Third report in as many weeks comprehensively dismisses variability as obstacle to wind energy deployment

(BWEA) The third report in as many weeks to dismiss variability as an obstacle to large scale deployment of wind energy was published today by a coalition of environmental NGO’s. BWEA, the UK ’s leading renewable energy trade association, welcomed the findings of ‘Managing Variability’, which resonate with the conclusions of two other independent studies published in June this year by National Grid, and earlier in July by Poyry.

As strong evidence accumulated from grid operators across Europe that it is within existing technical capabilities to manage input from wind farms in real time, the report noted that “thermal plant breakdowns generally pose more of a threat to the stability of electricity networks than the relatively benign variations in the output of wind plant.” The report also noted that “contributions of up to 40% or more of electricity consumption can be managed with quantifiable – and modest - ‘variability costs’.”

Maria McCaffery, BWEA Chief Executive, said: “For some years now BWEA has been saying that managing variability is neither a major technological challenge, nor is it set to significantly impact consumer bills. In fact, added renewable energy capacity on the system will ensure against fossil fuel price volatility.”

The report quantified the total costs of variability to the electricity consumer at just £2 per MWh or 2% on electricity bills at penetration levels of 20%, with cost at £5 to £7 per MWh at deployment levels of 40%. The report also looks at further mitigating these costs by having increased demand-side management, as well as smart and super grid integration.

“This report is the final nail in the coffin of the myth of intermittency. We now need to move on and do more to have increased amounts of wind energy on the system, in as short a time as possible. As a source of energy wind is free and manageable. Integration costs will be more then offset by insuring ourselves from the inevitable rises in fossil fuel prices, and we could be looking at net savings as we deploy more wind,” concluded McCaffery.
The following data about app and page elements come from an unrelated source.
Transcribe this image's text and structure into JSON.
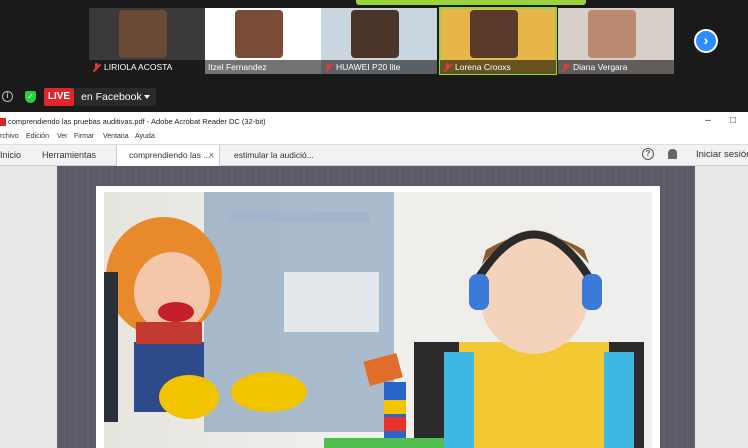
{
  "participants": [
    {
      "name": "LIRIOLA ACOSTA",
      "muted": true,
      "bg": "#3b3b3b",
      "face": "#6a4a35"
    },
    {
      "name": "Itzel Fernandez",
      "muted": false,
      "bg": "#ffffff",
      "face": "#7a4b35"
    },
    {
      "name": "HUAWEI P20 lite",
      "muted": true,
      "bg": "#c9d6e0",
      "face": "#4a3528"
    },
    {
      "name": "Lorena Crooxs",
      "muted": true,
      "bg": "#e7b64a",
      "face": "#5a3a28",
      "active": true
    },
    {
      "name": "Diana Vergara",
      "muted": true,
      "bg": "#d8cfc8",
      "face": "#b98a70"
    }
  ],
  "live": {
    "badge": "LIVE",
    "destination": "en Facebook"
  },
  "acrobat": {
    "title": "comprendiendo las pruebas auditivas.pdf - Adobe Acrobat Reader DC (32-bit)",
    "menu": [
      "rchivo",
      "Edición",
      "Ver",
      "Firmar",
      "Ventana",
      "Ayuda"
    ],
    "nav_tabs": [
      "Inicio",
      "Herramientas"
    ],
    "doc_tabs": [
      {
        "label": "comprendiendo las ...",
        "active": true
      },
      {
        "label": "estimular la audició...",
        "active": false
      }
    ],
    "signin": "Iniciar sesión"
  },
  "colors": {
    "live_red": "#e0262b",
    "zoom_blue": "#2d8cff",
    "active_border": "#9bd33a",
    "pdf_frame": "#5b5b68"
  }
}
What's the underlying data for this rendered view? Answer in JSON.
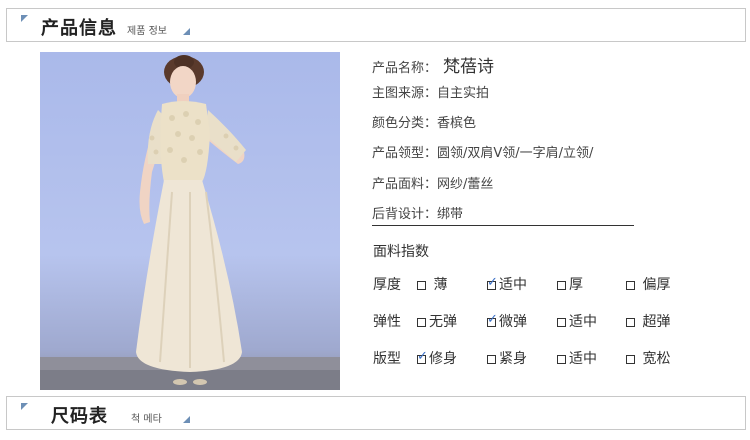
{
  "header": {
    "title": "产品信息",
    "subtitle": "제품 정보"
  },
  "product": {
    "rows": [
      {
        "label": "产品名称：",
        "value": "梵蓓诗"
      },
      {
        "label": "主图来源：",
        "value": "自主实拍"
      },
      {
        "label": "颜色分类：",
        "value": "香槟色"
      },
      {
        "label": "产品领型：",
        "value": "圆领/双肩V领/一字肩/立领/"
      },
      {
        "label": "产品面料：",
        "value": "网纱/蕾丝"
      },
      {
        "label": "后背设计：",
        "value": "绑带"
      }
    ]
  },
  "fabric_index": {
    "title": "面料指数",
    "rows": [
      {
        "label": "厚度",
        "options": [
          {
            "text": "薄",
            "checked": false
          },
          {
            "text": "适中",
            "checked": true
          },
          {
            "text": "厚",
            "checked": false
          },
          {
            "text": "偏厚",
            "checked": false
          }
        ]
      },
      {
        "label": "弹性",
        "options": [
          {
            "text": "无弹",
            "checked": false
          },
          {
            "text": "微弹",
            "checked": true
          },
          {
            "text": "适中",
            "checked": false
          },
          {
            "text": "超弹",
            "checked": false
          }
        ]
      },
      {
        "label": "版型",
        "options": [
          {
            "text": "修身",
            "checked": true
          },
          {
            "text": "紧身",
            "checked": false
          },
          {
            "text": "适中",
            "checked": false
          },
          {
            "text": "宽松",
            "checked": false
          }
        ]
      }
    ]
  },
  "footer": {
    "title": "尺码表",
    "subtitle": "척 메타"
  },
  "colors": {
    "accent": "#6d8fb6",
    "check": "#3d72c8",
    "border": "#c8c8c8"
  },
  "icons": {
    "section_marker": "corner-triangle-icon",
    "checkmark": "checkmark-icon"
  }
}
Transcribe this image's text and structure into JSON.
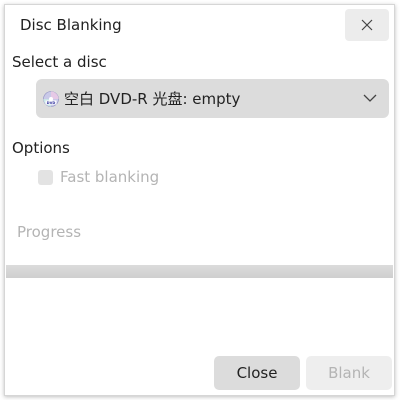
{
  "window": {
    "title": "Disc Blanking"
  },
  "disc_section": {
    "label": "Select a disc",
    "selected_disc": "空白 DVD-R 光盘: empty",
    "icon": "dvd-disc-icon"
  },
  "options_section": {
    "label": "Options",
    "fast_blanking_label": "Fast blanking",
    "fast_blanking_checked": false,
    "fast_blanking_enabled": false
  },
  "progress_section": {
    "label": "Progress"
  },
  "buttons": {
    "close_label": "Close",
    "blank_label": "Blank"
  },
  "colors": {
    "combo_bg": "#dcdcdc",
    "button_bg": "#dcdcdc",
    "disabled_text": "#b4b4b4"
  }
}
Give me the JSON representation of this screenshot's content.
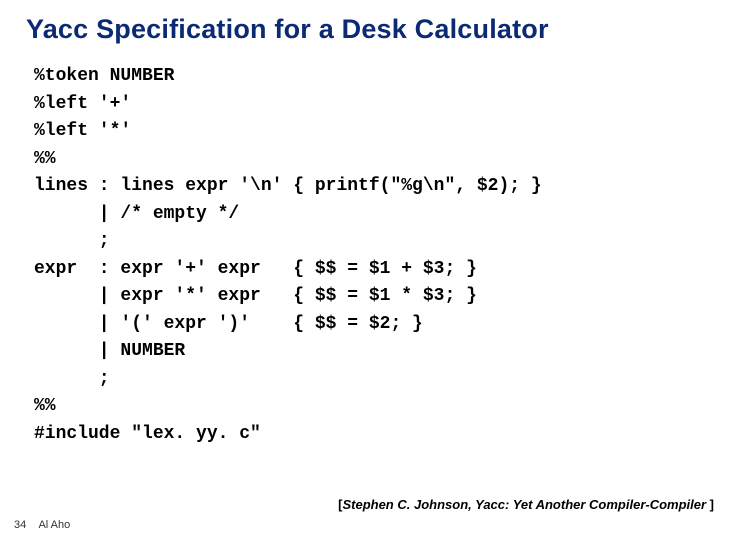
{
  "title": "Yacc Specification for a Desk Calculator",
  "code": "%token NUMBER\n%left '+'\n%left '*'\n%%\nlines : lines expr '\\n' { printf(\"%g\\n\", $2); }\n      | /* empty */\n      ;\nexpr  : expr '+' expr   { $$ = $1 + $3; }\n      | expr '*' expr   { $$ = $1 * $3; }\n      | '(' expr ')'    { $$ = $2; }\n      | NUMBER\n      ;\n%%\n#include \"lex. yy. c\"",
  "reference": {
    "left_bracket": "[",
    "text": "Stephen C. Johnson, Yacc: Yet Another Compiler-Compiler ",
    "right_bracket": "]"
  },
  "footer": {
    "page_number": "34",
    "author": "Al Aho"
  }
}
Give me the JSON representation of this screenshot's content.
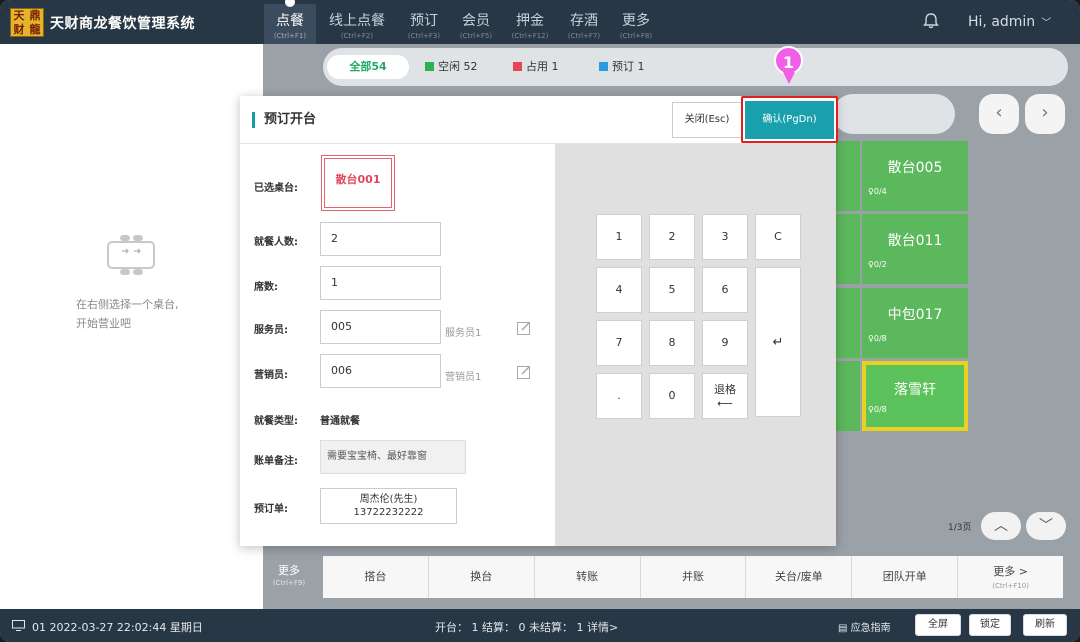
{
  "app": {
    "logo_chars": [
      "天",
      "鼎",
      "财",
      "龍"
    ],
    "name": "天财商龙餐饮管理系统"
  },
  "nav": {
    "tabs": [
      {
        "label": "点餐",
        "shortcut": "(Ctrl+F1)"
      },
      {
        "label": "线上点餐",
        "shortcut": "(Ctrl+F2)"
      },
      {
        "label": "预订",
        "shortcut": "(Ctrl+F3)"
      },
      {
        "label": "会员",
        "shortcut": "(Ctrl+F5)"
      },
      {
        "label": "押金",
        "shortcut": "(Ctrl+F12)"
      },
      {
        "label": "存酒",
        "shortcut": "(Ctrl+F7)"
      },
      {
        "label": "更多",
        "shortcut": "(Ctrl+F8)"
      }
    ],
    "user": "Hi, admin"
  },
  "left_panel": {
    "hint_line1": "在右侧选择一个桌台,",
    "hint_line2": "开始营业吧"
  },
  "filters": {
    "all": "全部54",
    "free": "空闲 52",
    "occupied": "占用 1",
    "reserved": "预订 1",
    "colors": {
      "free": "#2db24a",
      "occupied": "#e8455a",
      "reserved": "#2b9be0"
    }
  },
  "tables": [
    {
      "name": "散台005",
      "count": "0/4"
    },
    {
      "name": "散台011",
      "count": "0/2"
    },
    {
      "name": "中包017",
      "count": "0/8"
    },
    {
      "name": "落雪轩",
      "count": "0/8"
    }
  ],
  "pagination": {
    "page": "1/3页",
    "up": "︿",
    "down": "﹀",
    "prev": "‹",
    "next": "›"
  },
  "actions": {
    "more_left": {
      "label": "更多",
      "shortcut": "(Ctrl+F9)"
    },
    "items": [
      "搭台",
      "换台",
      "转账",
      "并账",
      "关台/废单",
      "团队开单"
    ],
    "more_right": {
      "label": "更多 >",
      "shortcut": "(Ctrl+F10)"
    }
  },
  "statusbar": {
    "datetime": "01 2022-03-27 22:02:44 星期日",
    "stats": "开台： 1   结算： 0   未结算： 1   详情>",
    "emergency": "应急指南",
    "fullscreen": "全屏",
    "lock": "锁定",
    "refresh": "刷新"
  },
  "dialog": {
    "title": "预订开台",
    "close_label": "关闭(Esc)",
    "confirm_label": "确认(PgDn)",
    "step_badge": "1",
    "fields": {
      "selected_label": "已选桌台:",
      "selected_value": "散台001",
      "guests_label": "就餐人数:",
      "guests_value": "2",
      "tables_label": "席数:",
      "tables_value": "1",
      "waiter_label": "服务员:",
      "waiter_value": "005",
      "waiter_name": "服务员1",
      "sales_label": "营销员:",
      "sales_value": "006",
      "sales_name": "营销员1",
      "dining_type_label": "就餐类型:",
      "dining_type_value": "普通就餐",
      "remark_label": "账单备注:",
      "remark_value": "需要宝宝椅、最好靠窗",
      "order_label": "预订单:",
      "order_name": "周杰伦(先生)",
      "order_phone": "13722232222"
    },
    "keypad": {
      "k1": "1",
      "k2": "2",
      "k3": "3",
      "kc": "C",
      "k4": "4",
      "k5": "5",
      "k6": "6",
      "k7": "7",
      "k8": "8",
      "k9": "9",
      "kenter": "↵",
      "kdot": ".",
      "k0": "0",
      "kbs": "退格",
      "kbs_arrow": "⟵"
    }
  }
}
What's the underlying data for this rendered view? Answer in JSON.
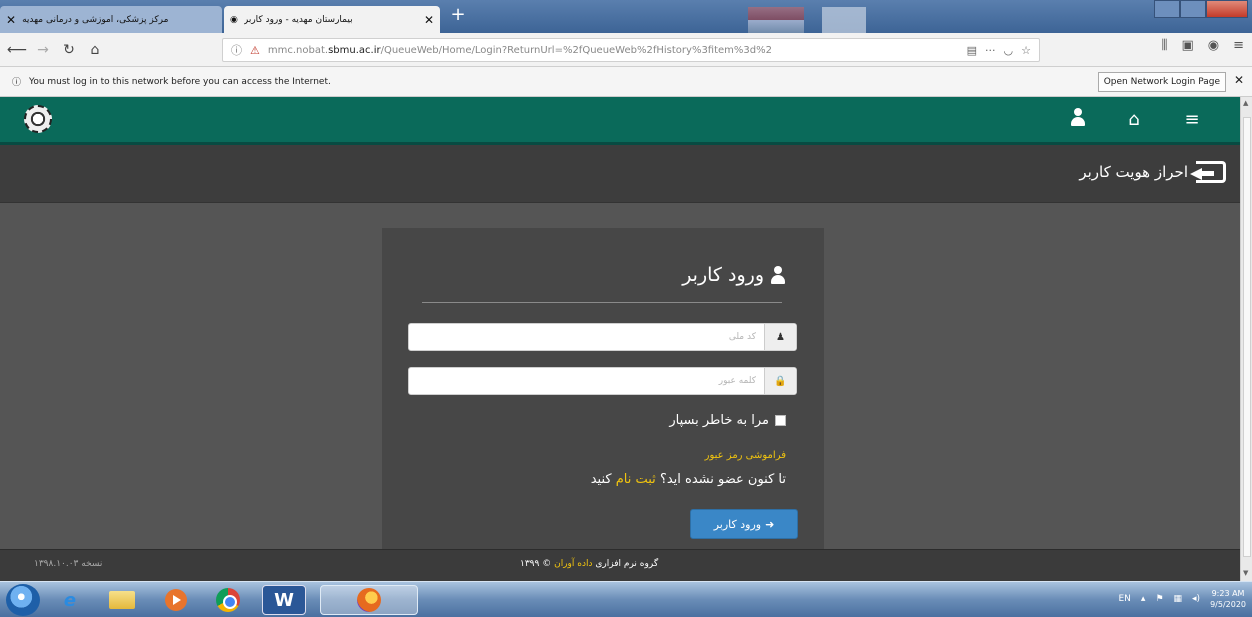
{
  "browser": {
    "tabs": [
      {
        "label": "مرکز پزشکی، آموزشی و درمانی مهدیه"
      },
      {
        "label": "بیمارستان مهدیه - ورود کاربر"
      }
    ],
    "new_tab_glyph": "+",
    "url_prefix": "mmc.nobat.",
    "url_domain": "sbmu.ac.ir",
    "url_rest": "/QueueWeb/Home/Login?ReturnUrl=%2fQueueWeb%2fHistory%3fitem%3d%2",
    "url_more": "···",
    "notice_text": "You must log in to this network before you can access the Internet.",
    "notice_button": "Open Network Login Page",
    "notice_close": "✕"
  },
  "app": {
    "page_header": "احراز هویت کاربر",
    "login": {
      "title": "ورود کاربر",
      "username_placeholder": "کد ملی",
      "password_placeholder": "کلمه عبور",
      "remember_label": "مرا به خاطر بسپار",
      "forgot_link": "فراموشی رمز عبور",
      "not_member_text": "تا کنون عضو نشده اید؟",
      "register_link": "ثبت نام",
      "register_suffix": "کنید",
      "submit_label": "ورود کاربر"
    },
    "footer": {
      "version": "نسخه ۱۳۹۸.۱۰.۰۳",
      "credit_prefix": "گروه نرم افزاری",
      "credit_team": "داده آوران",
      "credit_year": "۱۳۹۹"
    }
  },
  "taskbar": {
    "tray_lang": "EN",
    "clock_time": "9:23 AM",
    "clock_date": "9/5/2020"
  },
  "colors": {
    "appbar": "#0a6a5a",
    "accent_link": "#f1c40f",
    "button": "#3a87c7"
  }
}
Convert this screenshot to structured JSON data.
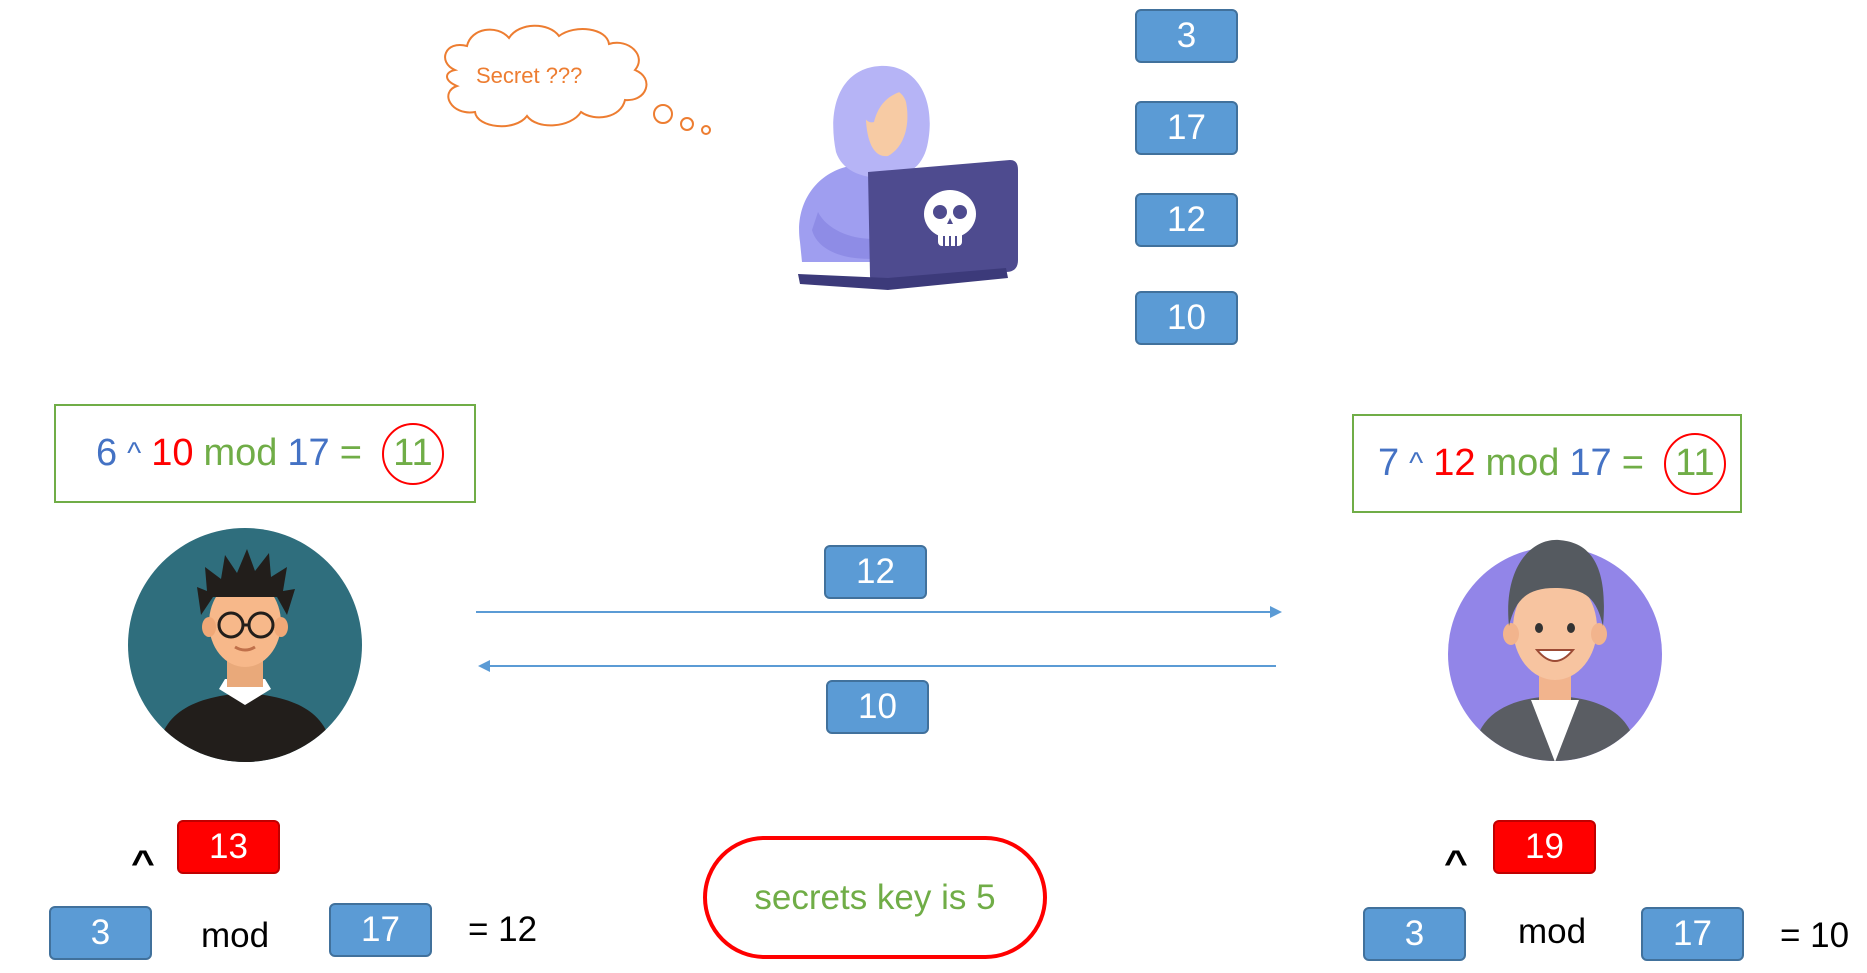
{
  "thought": {
    "text": "Secret ???"
  },
  "eve_values": [
    "3",
    "17",
    "12",
    "10"
  ],
  "left_equation": {
    "base": "6",
    "op": "^",
    "exp": "10",
    "mod": "mod",
    "modulus": "17",
    "eq": "=",
    "result": "11"
  },
  "right_equation": {
    "base": "7",
    "op": "^",
    "exp": "12",
    "mod": "mod",
    "modulus": "17",
    "eq": "=",
    "result": "11"
  },
  "exchange": {
    "to_right": "12",
    "to_left": "10"
  },
  "left_calc": {
    "caret": "^",
    "exponent": "13",
    "base": "3",
    "mod": "mod",
    "modulus": "17",
    "result": "= 12"
  },
  "right_calc": {
    "caret": "^",
    "exponent": "19",
    "base": "3",
    "mod": "mod",
    "modulus": "17",
    "result": "= 10"
  },
  "secret": {
    "text": "secrets key is 5"
  },
  "colors": {
    "blue_box": "#5b9bd5",
    "red_box": "#ff0000",
    "green": "#70ad47",
    "eq_blue": "#4472c4",
    "thought": "#ed7d31"
  },
  "icons": [
    "hacker-icon",
    "laptop-icon",
    "skull-icon",
    "alice-avatar-icon",
    "bob-avatar-icon",
    "thought-cloud-icon"
  ]
}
BWEA is the trade and professional body for the UK wind and marine renewables industries. Formed in 1978, and with 509 corporate members, BWEA is the leading renewable energy trade association in the UK . Wind has been the world's fastest growing renewable energy source for the last seven years, and this trend is expected to continue with falling costs of wind energy and the urgent international need to tackle CO2 emissions to prevent climate change.

The report ‘Managing Variability’ is published by WWF-UK, RSPB, Greenpeace UK and Friends of the Earth EWNI.

Two reports covering wind variability and grid integration published in June and July 2009 are The National Grid document “Operating the system beyond 2020” and the Poyry report “Impact of intermittency: How wind variability could change the shape of the British and Irish electricity markets”.